## Task
Your response should be the complete listing, returned exactly as written.

## Provided entries

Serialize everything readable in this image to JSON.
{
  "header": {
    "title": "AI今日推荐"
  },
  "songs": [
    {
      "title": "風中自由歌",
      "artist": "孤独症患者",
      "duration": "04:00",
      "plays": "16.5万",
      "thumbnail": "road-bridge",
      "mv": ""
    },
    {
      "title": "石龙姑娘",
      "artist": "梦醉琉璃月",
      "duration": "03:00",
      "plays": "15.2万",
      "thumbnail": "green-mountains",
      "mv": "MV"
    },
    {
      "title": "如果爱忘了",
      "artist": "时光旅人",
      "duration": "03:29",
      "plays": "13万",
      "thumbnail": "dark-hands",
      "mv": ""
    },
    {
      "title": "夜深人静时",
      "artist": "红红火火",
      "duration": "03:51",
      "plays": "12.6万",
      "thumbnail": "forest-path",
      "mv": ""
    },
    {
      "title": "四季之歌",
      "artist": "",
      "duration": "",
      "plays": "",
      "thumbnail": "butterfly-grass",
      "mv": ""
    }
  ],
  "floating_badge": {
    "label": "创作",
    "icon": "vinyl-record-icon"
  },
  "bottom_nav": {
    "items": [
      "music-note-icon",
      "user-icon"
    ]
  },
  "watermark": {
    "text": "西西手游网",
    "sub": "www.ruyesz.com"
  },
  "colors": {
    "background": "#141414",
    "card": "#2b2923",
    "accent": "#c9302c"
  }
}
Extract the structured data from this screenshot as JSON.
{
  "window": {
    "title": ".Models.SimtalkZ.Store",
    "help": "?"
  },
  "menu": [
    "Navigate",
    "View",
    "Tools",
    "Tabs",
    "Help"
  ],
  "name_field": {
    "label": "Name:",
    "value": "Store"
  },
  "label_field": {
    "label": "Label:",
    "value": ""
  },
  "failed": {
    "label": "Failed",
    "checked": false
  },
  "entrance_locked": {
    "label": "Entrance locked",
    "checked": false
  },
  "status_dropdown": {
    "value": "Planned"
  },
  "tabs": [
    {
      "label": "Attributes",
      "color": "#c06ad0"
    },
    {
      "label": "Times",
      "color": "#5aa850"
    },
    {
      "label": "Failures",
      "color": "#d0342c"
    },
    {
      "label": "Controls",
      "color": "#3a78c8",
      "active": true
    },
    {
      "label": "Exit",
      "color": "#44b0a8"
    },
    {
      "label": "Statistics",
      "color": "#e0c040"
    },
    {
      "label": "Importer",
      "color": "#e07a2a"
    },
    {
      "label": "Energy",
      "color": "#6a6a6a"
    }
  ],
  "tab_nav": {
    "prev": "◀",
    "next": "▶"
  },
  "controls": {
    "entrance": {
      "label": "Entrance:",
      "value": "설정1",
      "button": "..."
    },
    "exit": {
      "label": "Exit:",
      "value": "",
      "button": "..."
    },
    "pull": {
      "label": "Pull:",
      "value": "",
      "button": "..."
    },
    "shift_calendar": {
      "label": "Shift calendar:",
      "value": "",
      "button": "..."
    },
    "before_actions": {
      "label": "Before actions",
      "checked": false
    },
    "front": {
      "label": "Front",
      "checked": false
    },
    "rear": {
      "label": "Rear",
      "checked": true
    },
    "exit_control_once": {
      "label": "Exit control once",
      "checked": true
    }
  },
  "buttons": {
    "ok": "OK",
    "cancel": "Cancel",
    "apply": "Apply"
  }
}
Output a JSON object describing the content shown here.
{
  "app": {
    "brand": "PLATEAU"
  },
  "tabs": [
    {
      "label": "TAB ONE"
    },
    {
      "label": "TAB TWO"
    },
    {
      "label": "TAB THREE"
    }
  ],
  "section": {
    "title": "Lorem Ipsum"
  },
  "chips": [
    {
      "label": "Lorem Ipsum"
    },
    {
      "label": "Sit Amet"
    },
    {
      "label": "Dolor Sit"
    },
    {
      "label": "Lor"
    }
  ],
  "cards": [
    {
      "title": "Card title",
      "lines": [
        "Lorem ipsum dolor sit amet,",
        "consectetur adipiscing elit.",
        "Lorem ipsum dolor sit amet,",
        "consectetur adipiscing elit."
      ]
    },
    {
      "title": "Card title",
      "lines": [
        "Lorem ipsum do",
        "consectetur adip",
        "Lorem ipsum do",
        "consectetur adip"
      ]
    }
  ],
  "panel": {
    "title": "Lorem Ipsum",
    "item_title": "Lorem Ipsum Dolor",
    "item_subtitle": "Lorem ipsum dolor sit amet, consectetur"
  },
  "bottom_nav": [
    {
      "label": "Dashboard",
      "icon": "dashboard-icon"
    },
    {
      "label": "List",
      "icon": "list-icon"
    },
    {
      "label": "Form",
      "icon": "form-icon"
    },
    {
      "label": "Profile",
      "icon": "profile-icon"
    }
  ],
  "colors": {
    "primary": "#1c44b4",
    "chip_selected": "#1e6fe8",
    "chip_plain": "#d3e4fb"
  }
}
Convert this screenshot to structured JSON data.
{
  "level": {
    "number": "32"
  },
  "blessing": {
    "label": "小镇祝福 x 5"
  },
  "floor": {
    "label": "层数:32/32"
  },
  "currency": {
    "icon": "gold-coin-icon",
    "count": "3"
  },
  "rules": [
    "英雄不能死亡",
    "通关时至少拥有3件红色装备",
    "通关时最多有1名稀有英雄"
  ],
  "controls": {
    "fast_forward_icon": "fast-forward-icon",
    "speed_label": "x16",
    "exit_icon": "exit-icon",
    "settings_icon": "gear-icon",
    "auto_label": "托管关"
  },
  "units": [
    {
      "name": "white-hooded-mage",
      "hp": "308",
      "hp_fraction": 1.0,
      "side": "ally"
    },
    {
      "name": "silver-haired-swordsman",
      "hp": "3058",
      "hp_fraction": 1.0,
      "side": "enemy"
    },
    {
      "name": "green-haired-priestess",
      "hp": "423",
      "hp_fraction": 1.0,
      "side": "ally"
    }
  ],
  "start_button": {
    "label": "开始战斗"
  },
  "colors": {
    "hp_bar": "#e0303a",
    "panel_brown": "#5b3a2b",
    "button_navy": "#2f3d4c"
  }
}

## Result for this task
Serialize everything readable in this image to JSON.
{
  "header": {
    "title": "AI今日推荐"
  },
  "songs": [
    {
      "title": "風中自由歌",
      "artist": "孤独症患者",
      "duration": "04:00",
      "plays": "16.5万",
      "thumbnail": "road-bridge",
      "mv": ""
    },
    {
      "title": "石龙姑娘",
      "artist": "梦醉琉璃月",
      "duration": "03:00",
      "plays": "15.2万",
      "thumbnail": "green-mountains",
      "mv": "MV"
    },
    {
      "title": "如果爱忘了",
      "artist": "时光旅人",
      "duration": "03:29",
      "plays": "13万",
      "thumbnail": "dark-hands",
      "mv": ""
    },
    {
      "title": "夜深人静时",
      "artist": "红红火火",
      "duration": "03:51",
      "plays": "12.6万",
      "thumbnail": "forest-path",
      "mv": ""
    },
    {
      "title": "四季之歌",
      "artist": "",
      "duration": "",
      "plays": "",
      "thumbnail": "butterfly-grass",
      "mv": ""
    }
  ],
  "floating_badge": {
    "label": "创作",
    "icon": "vinyl-record-icon"
  },
  "bottom_nav": {
    "items": [
      "music-note-icon",
      "user-icon"
    ]
  },
  "watermark": {
    "text": "西西手游网",
    "sub": "www.ruyesz.com"
  },
  "colors": {
    "background": "#141414",
    "card": "#2b2923",
    "accent": "#c9302c"
  }
}
Extract the structured data from this screenshot as JSON.
{
  "window": {
    "title": ".Models.SimtalkZ.Store",
    "help": "?"
  },
  "menu": [
    "Navigate",
    "View",
    "Tools",
    "Tabs",
    "Help"
  ],
  "name_field": {
    "label": "Name:",
    "value": "Store"
  },
  "label_field": {
    "label": "Label:",
    "value": ""
  },
  "failed": {
    "label": "Failed",
    "checked": false
  },
  "entrance_locked": {
    "label": "Entrance locked",
    "checked": false
  },
  "status_dropdown": {
    "value": "Planned"
  },
  "tabs": [
    {
      "label": "Attributes",
      "color": "#c06ad0"
    },
    {
      "label": "Times",
      "color": "#5aa850"
    },
    {
      "label": "Failures",
      "color": "#d0342c"
    },
    {
      "label": "Controls",
      "color": "#3a78c8",
      "active": true
    },
    {
      "label": "Exit",
      "color": "#44b0a8"
    },
    {
      "label": "Statistics",
      "color": "#e0c040"
    },
    {
      "label": "Importer",
      "color": "#e07a2a"
    },
    {
      "label": "Energy",
      "color": "#6a6a6a"
    }
  ],
  "tab_nav": {
    "prev": "◀",
    "next": "▶"
  },
  "controls": {
    "entrance": {
      "label": "Entrance:",
      "value": "설정1",
      "button": "..."
    },
    "exit": {
      "label": "Exit:",
      "value": "",
      "button": "..."
    },
    "pull": {
      "label": "Pull:",
      "value": "",
      "button": "..."
    },
    "shift_calendar": {
      "label": "Shift calendar:",
      "value": "",
      "button": "..."
    },
    "before_actions": {
      "label": "Before actions",
      "checked": false
    },
    "front": {
      "label": "Front",
      "checked": false
    },
    "rear": {
      "label": "Rear",
      "checked": true
    },
    "exit_control_once": {
      "label": "Exit control once",
      "checked": true
    }
  },
  "buttons": {
    "ok": "OK",
    "cancel": "Cancel",
    "apply": "Apply"
  }
}
Output a JSON object describing the content shown here.
{
  "app": {
    "brand": "PLATEAU"
  },
  "tabs": [
    {
      "label": "TAB ONE"
    },
    {
      "label": "TAB TWO"
    },
    {
      "label": "TAB THREE"
    }
  ],
  "section": {
    "title": "Lorem Ipsum"
  },
  "chips": [
    {
      "label": "Lorem Ipsum"
    },
    {
      "label": "Sit Amet"
    },
    {
      "label": "Dolor Sit"
    },
    {
      "label": "Lor"
    }
  ],
  "cards": [
    {
      "title": "Card title",
      "lines": [
        "Lorem ipsum dolor sit amet,",
        "consectetur adipiscing elit.",
        "Lorem ipsum dolor sit amet,",
        "consectetur adipiscing elit."
      ]
    },
    {
      "title": "Card title",
      "lines": [
        "Lorem ipsum do",
        "consectetur adip",
        "Lorem ipsum do",
        "consectetur adip"
      ]
    }
  ],
  "panel": {
    "title": "Lorem Ipsum",
    "item_title": "Lorem Ipsum Dolor",
    "item_subtitle": "Lorem ipsum dolor sit amet, consectetur"
  },
  "bottom_nav": [
    {
      "label": "Dashboard",
      "icon": "dashboard-icon"
    },
    {
      "label": "List",
      "icon": "list-icon"
    },
    {
      "label": "Form",
      "icon": "form-icon"
    },
    {
      "label": "Profile",
      "icon": "profile-icon"
    }
  ],
  "colors": {
    "primary": "#1c44b4",
    "chip_selected": "#1e6fe8",
    "chip_plain": "#d3e4fb"
  }
}
Convert this screenshot to structured JSON data.
{
  "level": {
    "number": "32"
  },
  "blessing": {
    "label": "小镇祝福 x 5"
  },
  "floor": {
    "label": "层数:32/32"
  },
  "currency": {
    "icon": "gold-coin-icon",
    "count": "3"
  },
  "rules": [
    "英雄不能死亡",
    "通关时至少拥有3件红色装备",
    "通关时最多有1名稀有英雄"
  ],
  "controls": {
    "fast_forward_icon": "fast-forward-icon",
    "speed_label": "x16",
    "exit_icon": "exit-icon",
    "settings_icon": "gear-icon",
    "auto_label": "托管关"
  },
  "units": [
    {
      "name": "white-hooded-mage",
      "hp": "308",
      "hp_fraction": 1.0,
      "side": "ally"
    },
    {
      "name": "silver-haired-swordsman",
      "hp": "3058",
      "hp_fraction": 1.0,
      "side": "enemy"
    },
    {
      "name": "green-haired-priestess",
      "hp": "423",
      "hp_fraction": 1.0,
      "side": "ally"
    }
  ],
  "start_button": {
    "label": "开始战斗"
  },
  "colors": {
    "hp_bar": "#e0303a",
    "panel_brown": "#5b3a2b",
    "button_navy": "#2f3d4c"
  }
}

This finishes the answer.